SAN ANTONIO – When Chance Darby received the helmet that saved his life in Afghanistan, he said it successfully stopped an enemy rifle bullet but left him with two big headaches.
One headache lasted a few days after the impact from a high-velocity round. The other lasted several weeks as he tried to keep the news of the incident from his mother, Lynlee Darby, and his then-fiancée and now wife, Cheryl.
Chance proposed to Cheryl shortly before deploying to Afghanistan with the 82nd Airborne Division. On May 31, 2012, Taliban ambushed his platoon while it was dismantling an improvised explosive device. Chance and his fellow Soldiers were only a month or two before the end of their Afghanistan tour. He described what happened.
“My gunner and I began laying down fire when I got hit,” Chance said. “My squad sergeant, who had been directing our fire, also got hit in the head and went down.” Chance, an Army specialist at the time, shook off the hard blow and continued fighting. The round knocked his squad sergeant unconscious for 10 to 15 seconds. He then revived and rejoined the battle, which lasted for 90 minutes before the enemy withdrew. Chance did not want to tell his family about the incident even though, thanks to the Advanced Combat Helmet, both he and his squad sergeant survived essentially unharmed.
“I just didn’t want them to worry,” said Chance, who finished his enlistment and now works in the oil industry.
His fiancée recalled talking with Chance after the incident.
“I could tell something sounded different when he called me and said the guys went out on patrol without him,” said Cheryl, who recently graduated from Texas A&M University. “I finally pried it out of him because he got tired of me asking him.”
His mother Lynlee was the last to know her son had taken a bullet to the head.
“I only found out because the mother of one of his buddies over there called to tell me how glad she was for me, and how angels were looking out after Chance,” Lynlee said. “I wondered what she was talking about, so I kept her talking until I got the whole story. Then I emailed him and said, “Call me. NOW!”
Chance, Cheryl, Lynlee, a sister and brother-in-law, and a collection of nieces and a nephew traveled to San Antonio for the short ceremony. Program Executive Office Soldier’s command sergeant major presented Chance with his helmet.
“Let me present a real American hero,” Command Sergeant Major Doug Maddi said as he presented Chance with the helmet mounted on wooden display stand. Maddi is the senior non-commissioned officer of PEO Soldier, the Army organization responsible for development and initial fielding of all the equipment worn or used by individual Soldiers. This includes helmets, body armor, uniforms, small arms, and night vision goggles.
Chance said his protective equipment made a believer out of him.
“Everybody used to say they hated wearing their helmets,” he recalled with a smile, “But I love mine now.

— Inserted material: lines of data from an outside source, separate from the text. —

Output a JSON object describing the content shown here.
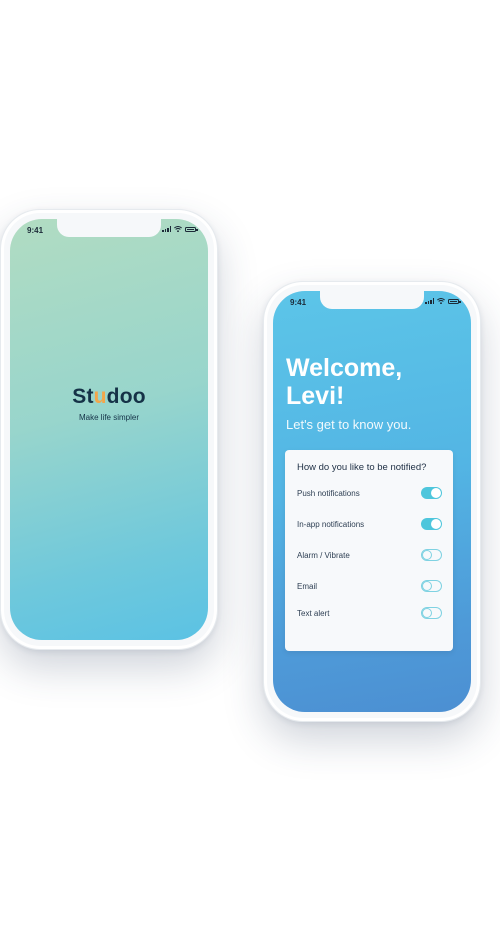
{
  "splash_screen": {
    "status_time": "9:41",
    "logo": {
      "part1": "St",
      "part2": "u",
      "part3": "doo"
    },
    "tagline": "Make life simpler"
  },
  "welcome_screen": {
    "status_time": "9:41",
    "title_line1": "Welcome,",
    "title_line2": "Levi!",
    "subtitle": "Let's get to know you.",
    "card": {
      "question": "How do you like to be notified?",
      "options": [
        {
          "label": "Push notifications",
          "enabled": true
        },
        {
          "label": "In-app notifications",
          "enabled": true
        },
        {
          "label": "Alarm / Vibrate",
          "enabled": false
        },
        {
          "label": "Email",
          "enabled": false
        },
        {
          "label": "Text alert",
          "enabled": false
        }
      ]
    }
  },
  "colors": {
    "brand_navy": "#153247",
    "brand_orange": "#f3a64a",
    "toggle_on": "#4ec6dc"
  }
}
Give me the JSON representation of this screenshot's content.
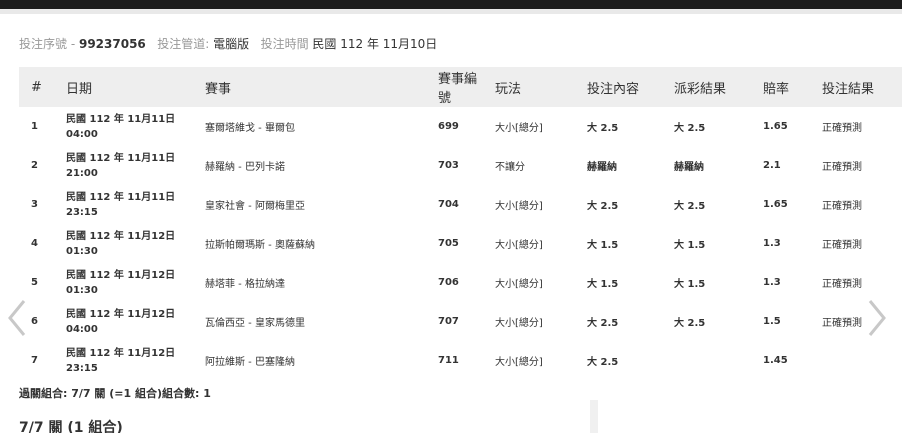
{
  "info": {
    "serial_label": "投注序號 -",
    "serial_value": "99237056",
    "channel_label": "投注管道:",
    "channel_value": "電腦版",
    "time_label": "投注時間",
    "time_value": "民國 112 年 11月10日"
  },
  "columns": [
    "#",
    "日期",
    "賽事",
    "賽事編號",
    "玩法",
    "投注內容",
    "派彩結果",
    "賠率",
    "投注結果"
  ],
  "rows": [
    {
      "num": "1",
      "date1": "民國 112 年 11月11日",
      "date2": "04:00",
      "match": "塞爾塔維戈 - 畢爾包",
      "match_no": "699",
      "play": "大小[總分]",
      "bet": "大 2.5",
      "result": "大 2.5",
      "odds": "1.65",
      "outcome": "正確預測"
    },
    {
      "num": "2",
      "date1": "民國 112 年 11月11日",
      "date2": "21:00",
      "match": "赫羅納 - 巴列卡諾",
      "match_no": "703",
      "play": "不讓分",
      "bet": "赫羅納",
      "result": "赫羅納",
      "odds": "2.1",
      "outcome": "正確預測"
    },
    {
      "num": "3",
      "date1": "民國 112 年 11月11日",
      "date2": "23:15",
      "match": "皇家社會 - 阿爾梅里亞",
      "match_no": "704",
      "play": "大小[總分]",
      "bet": "大 2.5",
      "result": "大 2.5",
      "odds": "1.65",
      "outcome": "正確預測"
    },
    {
      "num": "4",
      "date1": "民國 112 年 11月12日",
      "date2": "01:30",
      "match": "拉斯帕爾瑪斯 - 奧薩蘇納",
      "match_no": "705",
      "play": "大小[總分]",
      "bet": "大 1.5",
      "result": "大 1.5",
      "odds": "1.3",
      "outcome": "正確預測"
    },
    {
      "num": "5",
      "date1": "民國 112 年 11月12日",
      "date2": "01:30",
      "match": "赫塔菲 - 格拉納達",
      "match_no": "706",
      "play": "大小[總分]",
      "bet": "大 1.5",
      "result": "大 1.5",
      "odds": "1.3",
      "outcome": "正確預測"
    },
    {
      "num": "6",
      "date1": "民國 112 年 11月12日",
      "date2": "04:00",
      "match": "瓦倫西亞 - 皇家馬德里",
      "match_no": "707",
      "play": "大小[總分]",
      "bet": "大 2.5",
      "result": "大 2.5",
      "odds": "1.5",
      "outcome": "正確預測"
    },
    {
      "num": "7",
      "date1": "民國 112 年 11月12日",
      "date2": "23:15",
      "match": "阿拉維斯 - 巴塞隆納",
      "match_no": "711",
      "play": "大小[總分]",
      "bet": "大 2.5",
      "result": "",
      "odds": "1.45",
      "outcome": ""
    }
  ],
  "summary": "過關組合: 7/7 關 (=1 組合)組合數: 1",
  "group_title": "7/7 關 (1 組合)",
  "icons": {
    "prev": "chevron-left-icon",
    "next": "chevron-right-icon"
  }
}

I would wear it anywhere.”
Cheryl is also appreciative of the helmet.
“I love the Army equipment and how it protected Chance,” Cheryl said. “I had seen pictures of his helmet, but it is different when you see it in person. When you see how close the bullet shot was, it takes my breath away.”
The couple, who married one year after the incident, said they hope to build a house. “This helmet is going to sit right there on the mantle,” Chance said as he held it in his hands.
“You know, when my first sergeant told me I was going to get the helmet back, I figured it would just arrive in a box,” Chance said. “I had no idea that PEO Soldier and the Army would hold this ceremony or that they would put it on this display. That’s awesome, and I am very thankful for it.”